### Material for this task
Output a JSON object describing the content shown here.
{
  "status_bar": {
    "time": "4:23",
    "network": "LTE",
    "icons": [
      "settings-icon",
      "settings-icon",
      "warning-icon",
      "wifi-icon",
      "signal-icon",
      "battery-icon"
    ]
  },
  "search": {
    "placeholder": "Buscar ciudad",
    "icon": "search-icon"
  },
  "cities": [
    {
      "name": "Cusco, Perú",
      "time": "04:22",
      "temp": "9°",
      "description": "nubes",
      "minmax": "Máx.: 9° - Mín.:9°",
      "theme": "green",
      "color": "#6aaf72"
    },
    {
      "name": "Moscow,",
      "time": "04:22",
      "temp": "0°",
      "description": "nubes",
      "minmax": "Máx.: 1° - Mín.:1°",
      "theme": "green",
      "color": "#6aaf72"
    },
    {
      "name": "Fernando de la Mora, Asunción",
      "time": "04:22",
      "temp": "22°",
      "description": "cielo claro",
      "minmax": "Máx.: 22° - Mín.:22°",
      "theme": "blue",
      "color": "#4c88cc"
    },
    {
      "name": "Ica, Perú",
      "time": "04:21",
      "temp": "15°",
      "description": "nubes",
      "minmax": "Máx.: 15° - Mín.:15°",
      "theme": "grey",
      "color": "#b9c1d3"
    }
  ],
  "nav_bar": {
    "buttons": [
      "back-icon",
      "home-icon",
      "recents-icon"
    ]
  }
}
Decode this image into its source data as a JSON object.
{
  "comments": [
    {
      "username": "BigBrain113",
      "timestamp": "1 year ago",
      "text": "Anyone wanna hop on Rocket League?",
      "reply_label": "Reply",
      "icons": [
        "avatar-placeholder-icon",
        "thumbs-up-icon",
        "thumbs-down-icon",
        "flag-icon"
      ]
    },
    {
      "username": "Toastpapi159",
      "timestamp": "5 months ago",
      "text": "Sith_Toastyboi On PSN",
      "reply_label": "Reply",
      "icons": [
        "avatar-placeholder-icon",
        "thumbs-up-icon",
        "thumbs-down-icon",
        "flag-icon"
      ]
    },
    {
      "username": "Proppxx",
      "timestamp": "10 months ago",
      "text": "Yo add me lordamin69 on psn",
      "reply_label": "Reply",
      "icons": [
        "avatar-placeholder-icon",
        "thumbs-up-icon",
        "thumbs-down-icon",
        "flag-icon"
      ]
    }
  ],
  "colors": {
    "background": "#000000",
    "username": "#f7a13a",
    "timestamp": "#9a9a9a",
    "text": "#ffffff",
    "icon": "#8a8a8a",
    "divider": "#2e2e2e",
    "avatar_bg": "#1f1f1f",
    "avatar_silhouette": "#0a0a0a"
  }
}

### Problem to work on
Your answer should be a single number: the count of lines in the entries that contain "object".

### Response to the exercise
2